In January, Chile suffered the most catastrophic fires in its recorded history, which destroyed around 600,000 hectares of plantations, native forest, grasslands and agricultural land. The fire was so strong that entire communities were destroyed.
As Chile begins the huge task of recovering the landscapes razed by the fires, we have an imperative and an opportunity to do things better. On this NGP study tour, co-hosted by Mininco, Arauco and WWF Chile, we are heading to the region of Maule in central Chile, which suffered the greatest damage. During November 21-25, participants from around the world are learning and sharing insights and experiences as we seek to develop solutions for restoring landscapes, retrieve ecosystem services for local communities and strengthening their resilience.
It’s clear that new approaches are needed. As we seek to restore the forests and landscapes destroyed by the fire, we need to rethink our approach to landscape design and management to reduce fire risk under the new climate paradigm. Replacing large contiguous areas of single-aged monoculture plantations with mosaics of different species and ages, interspersed with biodiversity corridors, restored areas of native vegetation and agricultural areas may help improve fire resistance. But this alone is not enough: more adaptive strategies with strong local community involvement are needed to enable rapid and effective responses to unpredictable events.

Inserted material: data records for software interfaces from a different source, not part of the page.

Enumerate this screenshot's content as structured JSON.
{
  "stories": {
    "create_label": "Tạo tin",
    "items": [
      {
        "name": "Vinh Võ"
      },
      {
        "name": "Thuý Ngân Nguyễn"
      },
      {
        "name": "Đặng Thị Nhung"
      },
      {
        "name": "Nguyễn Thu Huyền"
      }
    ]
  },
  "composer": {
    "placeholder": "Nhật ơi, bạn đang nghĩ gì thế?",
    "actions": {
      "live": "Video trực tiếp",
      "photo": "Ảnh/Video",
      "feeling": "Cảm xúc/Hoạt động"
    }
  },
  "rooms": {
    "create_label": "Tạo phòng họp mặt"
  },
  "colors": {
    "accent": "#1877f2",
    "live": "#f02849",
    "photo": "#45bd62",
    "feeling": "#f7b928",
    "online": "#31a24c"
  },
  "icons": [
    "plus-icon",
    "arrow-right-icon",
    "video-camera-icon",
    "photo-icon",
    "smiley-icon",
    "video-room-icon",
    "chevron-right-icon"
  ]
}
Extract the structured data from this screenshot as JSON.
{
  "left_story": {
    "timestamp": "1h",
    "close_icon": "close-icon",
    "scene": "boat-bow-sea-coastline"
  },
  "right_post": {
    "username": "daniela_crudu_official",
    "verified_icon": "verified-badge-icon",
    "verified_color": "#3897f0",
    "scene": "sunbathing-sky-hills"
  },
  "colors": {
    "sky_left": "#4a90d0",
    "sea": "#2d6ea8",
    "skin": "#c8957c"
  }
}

This blog is written by a participant at the study tour Barney Jeffries. You can also follow the tour on #NGP2017